(Data records for software interfaces)
************

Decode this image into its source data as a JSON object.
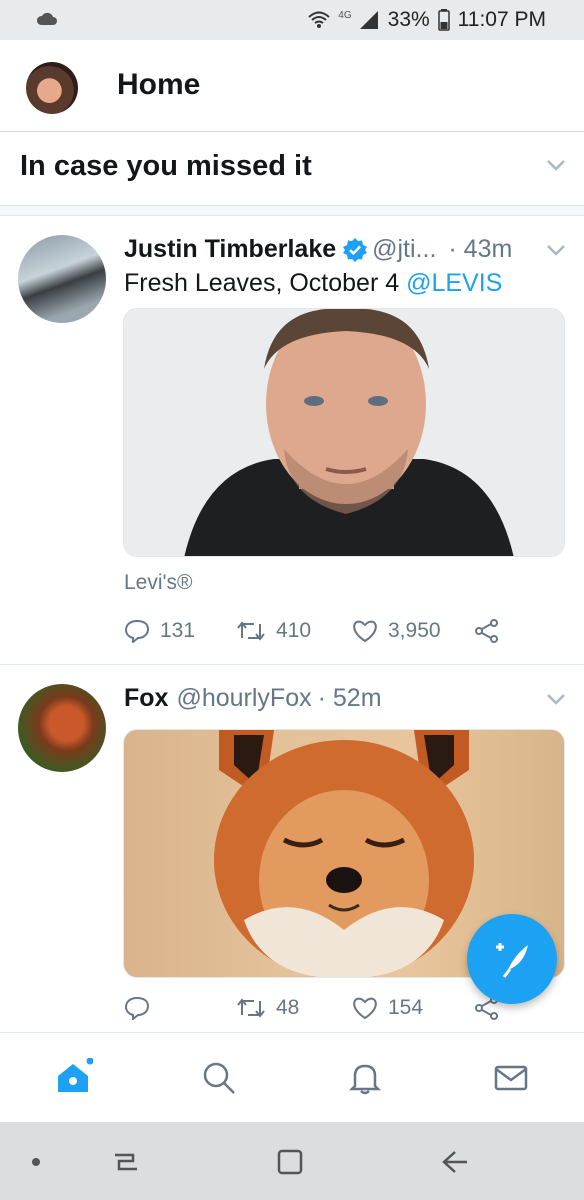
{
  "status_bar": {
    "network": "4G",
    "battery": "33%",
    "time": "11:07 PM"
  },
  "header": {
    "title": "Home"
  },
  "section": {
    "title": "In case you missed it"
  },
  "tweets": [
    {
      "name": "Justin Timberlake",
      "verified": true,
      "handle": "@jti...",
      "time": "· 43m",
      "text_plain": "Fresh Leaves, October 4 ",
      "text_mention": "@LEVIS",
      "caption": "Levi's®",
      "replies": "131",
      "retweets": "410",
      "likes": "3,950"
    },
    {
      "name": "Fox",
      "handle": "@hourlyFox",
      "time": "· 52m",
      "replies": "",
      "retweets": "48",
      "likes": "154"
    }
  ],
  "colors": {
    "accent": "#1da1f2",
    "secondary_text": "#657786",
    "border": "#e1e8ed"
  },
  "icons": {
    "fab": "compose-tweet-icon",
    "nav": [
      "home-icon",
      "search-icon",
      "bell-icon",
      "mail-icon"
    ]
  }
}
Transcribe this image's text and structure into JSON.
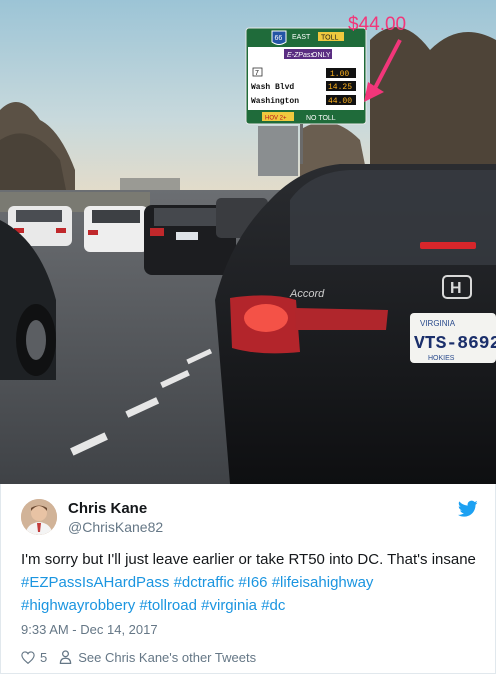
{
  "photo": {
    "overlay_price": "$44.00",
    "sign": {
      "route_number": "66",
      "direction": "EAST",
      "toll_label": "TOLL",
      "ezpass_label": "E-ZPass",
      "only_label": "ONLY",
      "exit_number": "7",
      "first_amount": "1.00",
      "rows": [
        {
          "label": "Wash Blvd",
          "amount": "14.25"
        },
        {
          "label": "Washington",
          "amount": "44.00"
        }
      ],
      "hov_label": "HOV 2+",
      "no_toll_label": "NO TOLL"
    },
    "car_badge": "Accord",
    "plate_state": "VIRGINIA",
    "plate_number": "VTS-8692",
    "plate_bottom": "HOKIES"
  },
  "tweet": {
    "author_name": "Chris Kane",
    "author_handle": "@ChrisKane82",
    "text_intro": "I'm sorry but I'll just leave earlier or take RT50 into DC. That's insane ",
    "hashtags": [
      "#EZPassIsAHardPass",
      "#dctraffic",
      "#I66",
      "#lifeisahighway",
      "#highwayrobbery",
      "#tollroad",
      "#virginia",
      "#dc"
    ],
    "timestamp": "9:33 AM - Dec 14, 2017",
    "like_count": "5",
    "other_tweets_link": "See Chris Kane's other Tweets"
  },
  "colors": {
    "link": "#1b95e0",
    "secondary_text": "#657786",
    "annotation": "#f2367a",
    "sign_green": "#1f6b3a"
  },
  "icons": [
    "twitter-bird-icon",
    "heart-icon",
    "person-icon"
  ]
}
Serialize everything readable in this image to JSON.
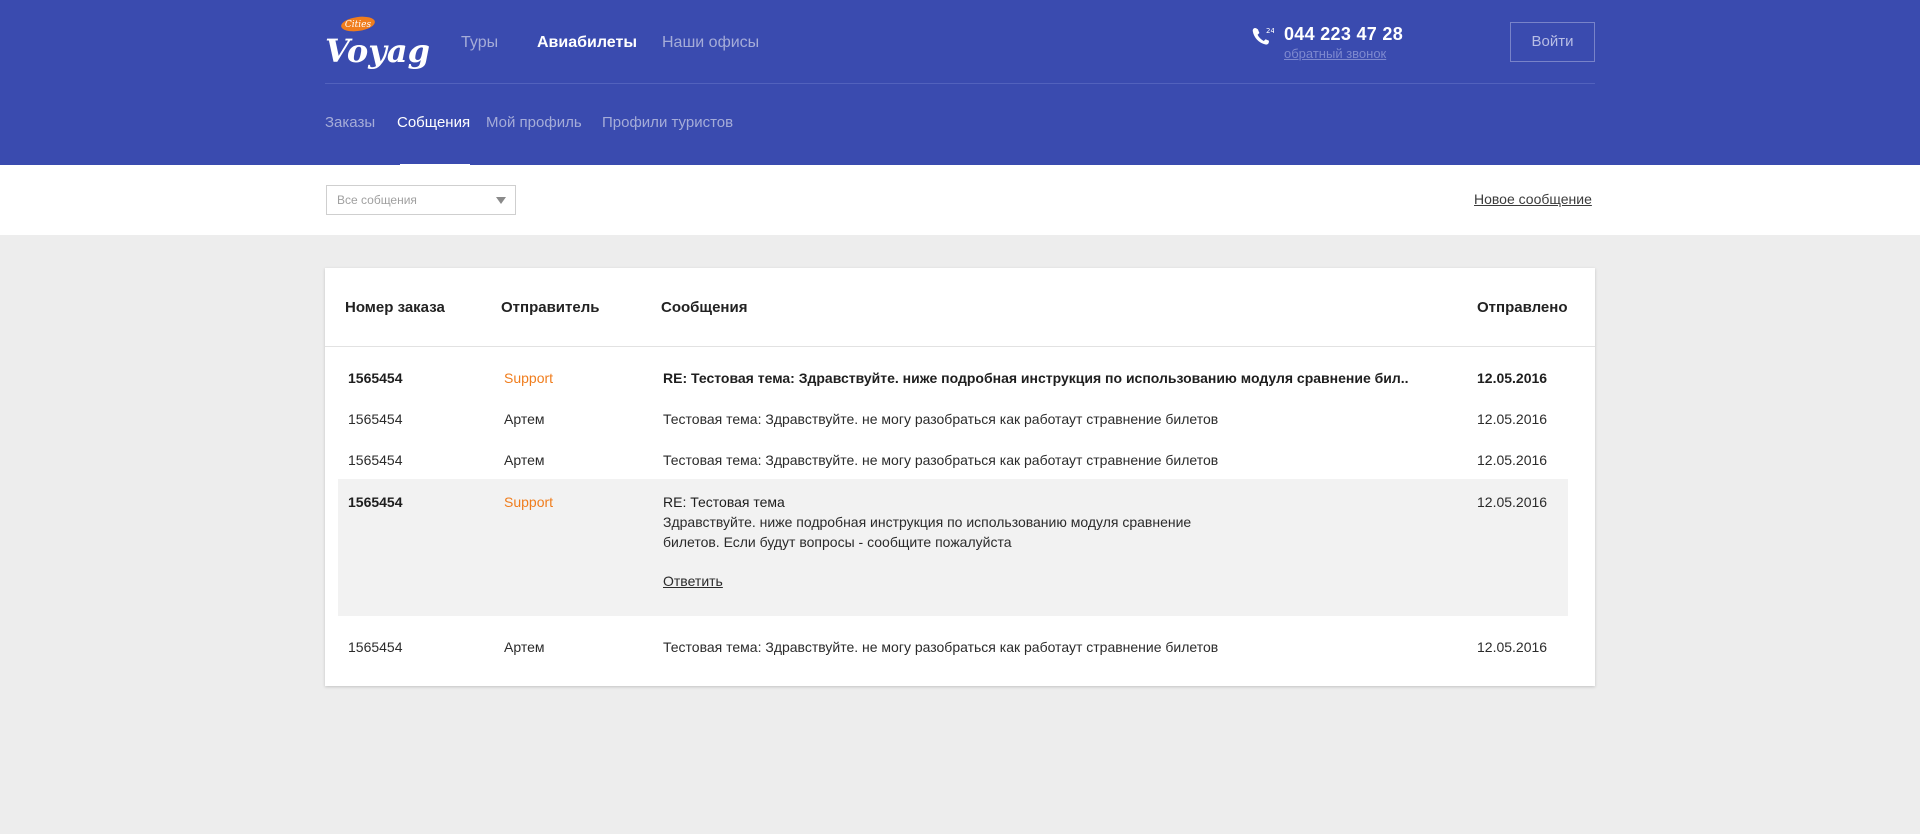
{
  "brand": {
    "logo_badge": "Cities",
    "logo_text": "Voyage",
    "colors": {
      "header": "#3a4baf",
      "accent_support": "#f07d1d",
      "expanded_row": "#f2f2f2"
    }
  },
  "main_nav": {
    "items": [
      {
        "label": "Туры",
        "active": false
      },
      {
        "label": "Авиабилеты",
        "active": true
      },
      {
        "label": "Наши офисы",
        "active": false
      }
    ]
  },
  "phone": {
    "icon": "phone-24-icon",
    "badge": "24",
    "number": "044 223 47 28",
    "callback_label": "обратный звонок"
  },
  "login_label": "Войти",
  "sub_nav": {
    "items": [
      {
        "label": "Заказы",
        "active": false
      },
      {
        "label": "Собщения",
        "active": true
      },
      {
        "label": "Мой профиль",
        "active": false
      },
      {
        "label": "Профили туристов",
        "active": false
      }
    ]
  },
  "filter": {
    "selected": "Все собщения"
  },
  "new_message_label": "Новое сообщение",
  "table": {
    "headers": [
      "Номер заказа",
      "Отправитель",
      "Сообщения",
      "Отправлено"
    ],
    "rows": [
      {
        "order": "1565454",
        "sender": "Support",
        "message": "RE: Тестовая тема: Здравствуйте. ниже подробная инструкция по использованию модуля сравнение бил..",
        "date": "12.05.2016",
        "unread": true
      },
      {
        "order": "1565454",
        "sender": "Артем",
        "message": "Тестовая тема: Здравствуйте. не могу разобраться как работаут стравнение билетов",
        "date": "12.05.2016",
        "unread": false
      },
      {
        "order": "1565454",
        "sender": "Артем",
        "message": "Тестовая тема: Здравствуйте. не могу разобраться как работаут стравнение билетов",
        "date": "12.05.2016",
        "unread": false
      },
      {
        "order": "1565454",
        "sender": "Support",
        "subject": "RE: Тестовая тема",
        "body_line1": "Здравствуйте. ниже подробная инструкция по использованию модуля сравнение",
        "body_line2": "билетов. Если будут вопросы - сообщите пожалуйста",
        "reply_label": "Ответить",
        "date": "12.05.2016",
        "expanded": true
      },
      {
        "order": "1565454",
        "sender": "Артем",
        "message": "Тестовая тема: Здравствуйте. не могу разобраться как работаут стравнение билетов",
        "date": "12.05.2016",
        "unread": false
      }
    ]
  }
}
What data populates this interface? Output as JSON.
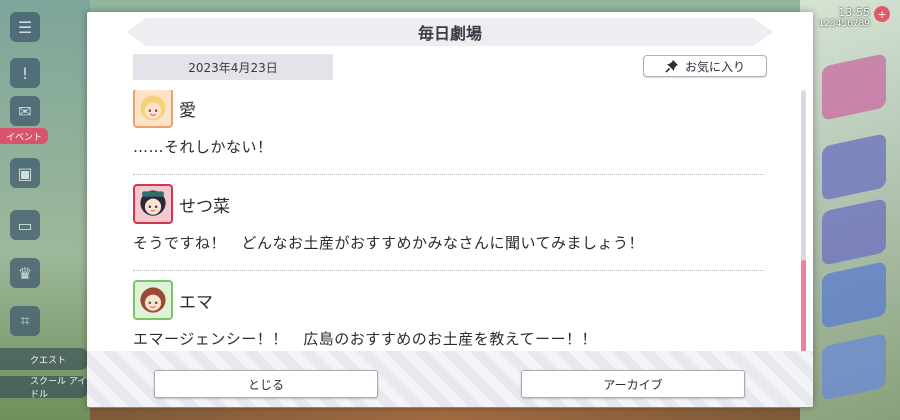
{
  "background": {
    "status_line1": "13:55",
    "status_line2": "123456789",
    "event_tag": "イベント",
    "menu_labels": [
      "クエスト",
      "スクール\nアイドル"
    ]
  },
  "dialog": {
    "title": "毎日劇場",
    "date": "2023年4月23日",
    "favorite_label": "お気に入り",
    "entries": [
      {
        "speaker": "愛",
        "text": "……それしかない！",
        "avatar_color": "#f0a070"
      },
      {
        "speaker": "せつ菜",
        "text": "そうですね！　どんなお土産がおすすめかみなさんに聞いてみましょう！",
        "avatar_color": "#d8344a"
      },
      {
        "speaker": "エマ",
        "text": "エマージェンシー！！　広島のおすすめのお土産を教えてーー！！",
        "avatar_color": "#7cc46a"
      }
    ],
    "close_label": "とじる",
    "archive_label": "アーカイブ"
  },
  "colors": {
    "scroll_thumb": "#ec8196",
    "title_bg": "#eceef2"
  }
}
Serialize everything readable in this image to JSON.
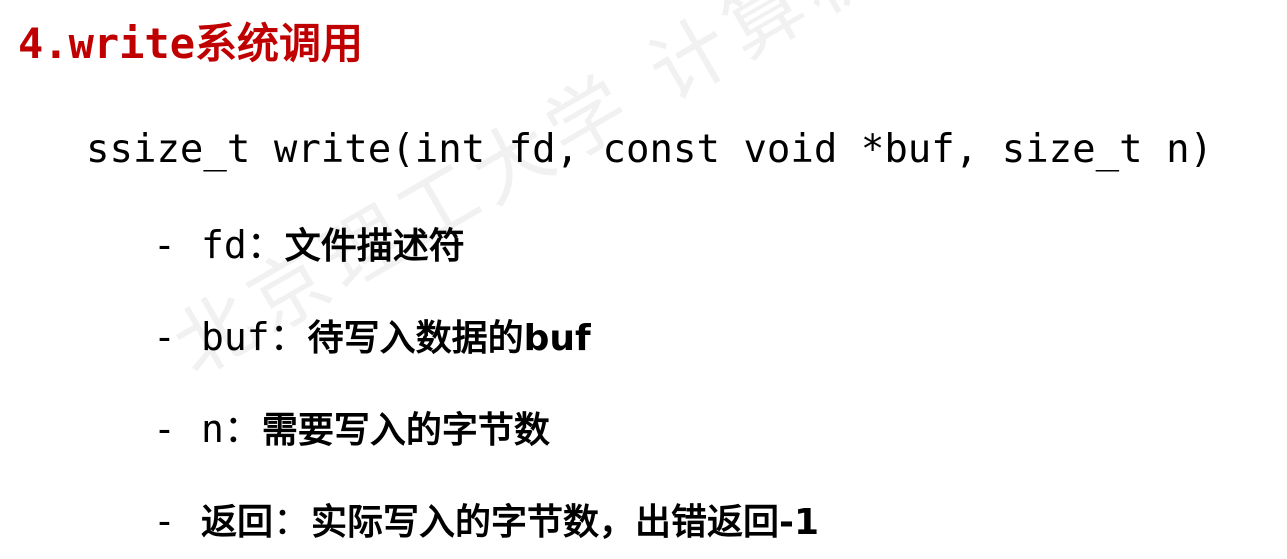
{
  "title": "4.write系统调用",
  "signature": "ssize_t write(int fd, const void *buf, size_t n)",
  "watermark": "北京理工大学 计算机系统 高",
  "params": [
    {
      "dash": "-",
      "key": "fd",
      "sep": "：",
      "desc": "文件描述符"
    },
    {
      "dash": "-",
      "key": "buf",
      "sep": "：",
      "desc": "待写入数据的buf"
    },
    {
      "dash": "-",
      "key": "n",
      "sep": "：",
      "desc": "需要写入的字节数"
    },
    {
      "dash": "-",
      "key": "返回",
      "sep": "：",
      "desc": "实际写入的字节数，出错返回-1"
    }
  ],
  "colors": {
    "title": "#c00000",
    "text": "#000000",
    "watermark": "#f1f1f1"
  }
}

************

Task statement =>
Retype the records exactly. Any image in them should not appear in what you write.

Result for this exercise =>
Decode this image into its source data as a JSON object.
{
  "status_bar": {
    "network": "4G",
    "battery": "33%",
    "time": "11:07 PM"
  },
  "header": {
    "title": "Home"
  },
  "section": {
    "title": "In case you missed it"
  },
  "tweets": [
    {
      "name": "Justin Timberlake",
      "verified": true,
      "handle": "@jti...",
      "time": "· 43m",
      "text_plain": "Fresh Leaves, October 4 ",
      "text_mention": "@LEVIS",
      "caption": "Levi's®",
      "replies": "131",
      "retweets": "410",
      "likes": "3,950"
    },
    {
      "name": "Fox",
      "handle": "@hourlyFox",
      "time": "· 52m",
      "replies": "",
      "retweets": "48",
      "likes": "154"
    }
  ],
  "colors": {
    "accent": "#1da1f2",
    "secondary_text": "#657786",
    "border": "#e1e8ed"
  },
  "icons": {
    "fab": "compose-tweet-icon",
    "nav": [
      "home-icon",
      "search-icon",
      "bell-icon",
      "mail-icon"
    ]
  }
}
Transcribe this image's text and structure into JSON.
{
  "photo": {
    "overlay_price": "$44.00",
    "sign": {
      "route_number": "66",
      "direction": "EAST",
      "toll_label": "TOLL",
      "ezpass_label": "E-ZPass",
      "only_label": "ONLY",
      "exit_number": "7",
      "first_amount": "1.00",
      "rows": [
        {
          "label": "Wash Blvd",
          "amount": "14.25"
        },
        {
          "label": "Washington",
          "amount": "44.00"
        }
      ],
      "hov_label": "HOV 2+",
      "no_toll_label": "NO TOLL"
    },
    "car_badge": "Accord",
    "plate_state": "VIRGINIA",
    "plate_number": "VTS-8692",
    "plate_bottom": "HOKIES"
  },
  "tweet": {
    "author_name": "Chris Kane",
    "author_handle": "@ChrisKane82",
    "text_intro": "I'm sorry but I'll just leave earlier or take RT50 into DC. That's insane ",
    "hashtags": [
      "#EZPassIsAHardPass",
      "#dctraffic",
      "#I66",
      "#lifeisahighway",
      "#highwayrobbery",
      "#tollroad",
      "#virginia",
      "#dc"
    ],
    "timestamp": "9:33 AM - Dec 14, 2017",
    "like_count": "5",
    "other_tweets_link": "See Chris Kane's other Tweets"
  },
  "colors": {
    "link": "#1b95e0",
    "secondary_text": "#657786",
    "annotation": "#f2367a",
    "sign_green": "#1f6b3a"
  },
  "icons": [
    "twitter-bird-icon",
    "heart-icon",
    "person-icon"
  ]
}
Serialize everything readable in this image to JSON.
{
  "brand": {
    "logo_badge": "Cities",
    "logo_text": "Voyage",
    "colors": {
      "header": "#3a4baf",
      "accent_support": "#f07d1d",
      "expanded_row": "#f2f2f2"
    }
  },
  "main_nav": {
    "items": [
      {
        "label": "Туры",
        "active": false
      },
      {
        "label": "Авиабилеты",
        "active": true
      },
      {
        "label": "Наши офисы",
        "active": false
      }
    ]
  },
  "phone": {
    "icon": "phone-24-icon",
    "badge": "24",
    "number": "044 223 47 28",
    "callback_label": "обратный звонок"
  },
  "login_label": "Войти",
  "sub_nav": {
    "items": [
      {
        "label": "Заказы",
        "active": false
      },
      {
        "label": "Собщения",
        "active": true
      },
      {
        "label": "Мой профиль",
        "active": false
      },
      {
        "label": "Профили туристов",
        "active": false
      }
    ]
  },
  "filter": {
    "selected": "Все собщения"
  },
  "new_message_label": "Новое сообщение",
  "table": {
    "headers": [
      "Номер заказа",
      "Отправитель",
      "Сообщения",
      "Отправлено"
    ],
    "rows": [
      {
        "order": "1565454",
        "sender": "Support",
        "message": "RE: Тестовая тема: Здравствуйте. ниже подробная инструкция по использованию модуля сравнение бил..",
        "date": "12.05.2016",
        "unread": true
      },
      {
        "order": "1565454",
        "sender": "Артем",
        "message": "Тестовая тема: Здравствуйте. не могу разобраться как работаут стравнение билетов",
        "date": "12.05.2016",
        "unread": false
      },
      {
        "order": "1565454",
        "sender": "Артем",
        "message": "Тестовая тема: Здравствуйте. не могу разобраться как работаут стравнение билетов",
        "date": "12.05.2016",
        "unread": false
      },
      {
        "order": "1565454",
        "sender": "Support",
        "subject": "RE: Тестовая тема",
        "body_line1": "Здравствуйте. ниже подробная инструкция по использованию модуля сравнение",
        "body_line2": "билетов. Если будут вопросы - сообщите пожалуйста",
        "reply_label": "Ответить",
        "date": "12.05.2016",
        "expanded": true
      },
      {
        "order": "1565454",
        "sender": "Артем",
        "message": "Тестовая тема: Здравствуйте. не могу разобраться как работаут стравнение билетов",
        "date": "12.05.2016",
        "unread": false
      }
    ]
  }
}
What data populates this interface? Output as JSON.
{
  "background": {
    "status_line1": "13:55",
    "status_line2": "123456789",
    "event_tag": "イベント",
    "menu_labels": [
      "クエスト",
      "スクール\nアイドル"
    ]
  },
  "dialog": {
    "title": "毎日劇場",
    "date": "2023年4月23日",
    "favorite_label": "お気に入り",
    "entries": [
      {
        "speaker": "愛",
        "text": "……それしかない！",
        "avatar_color": "#f0a070"
      },
      {
        "speaker": "せつ菜",
        "text": "そうですね！　どんなお土産がおすすめかみなさんに聞いてみましょう！",
        "avatar_color": "#d8344a"
      },
      {
        "speaker": "エマ",
        "text": "エマージェンシー！！　広島のおすすめのお土産を教えてーー！！",
        "avatar_color": "#7cc46a"
      }
    ],
    "close_label": "とじる",
    "archive_label": "アーカイブ"
  },
  "colors": {
    "scroll_thumb": "#ec8196",
    "title_bg": "#eceef2"
  }
}
Serialize everything readable in this image to JSON.
{
  "title": "4.write系统调用",
  "signature": "ssize_t write(int fd, const void *buf, size_t n)",
  "watermark": "北京理工大学 计算机系统 高",
  "params": [
    {
      "dash": "-",
      "key": "fd",
      "sep": "：",
      "desc": "文件描述符"
    },
    {
      "dash": "-",
      "key": "buf",
      "sep": "：",
      "desc": "待写入数据的buf"
    },
    {
      "dash": "-",
      "key": "n",
      "sep": "：",
      "desc": "需要写入的字节数"
    },
    {
      "dash": "-",
      "key": "返回",
      "sep": "：",
      "desc": "实际写入的字节数，出错返回-1"
    }
  ],
  "colors": {
    "title": "#c00000",
    "text": "#000000",
    "watermark": "#f1f1f1"
  }
}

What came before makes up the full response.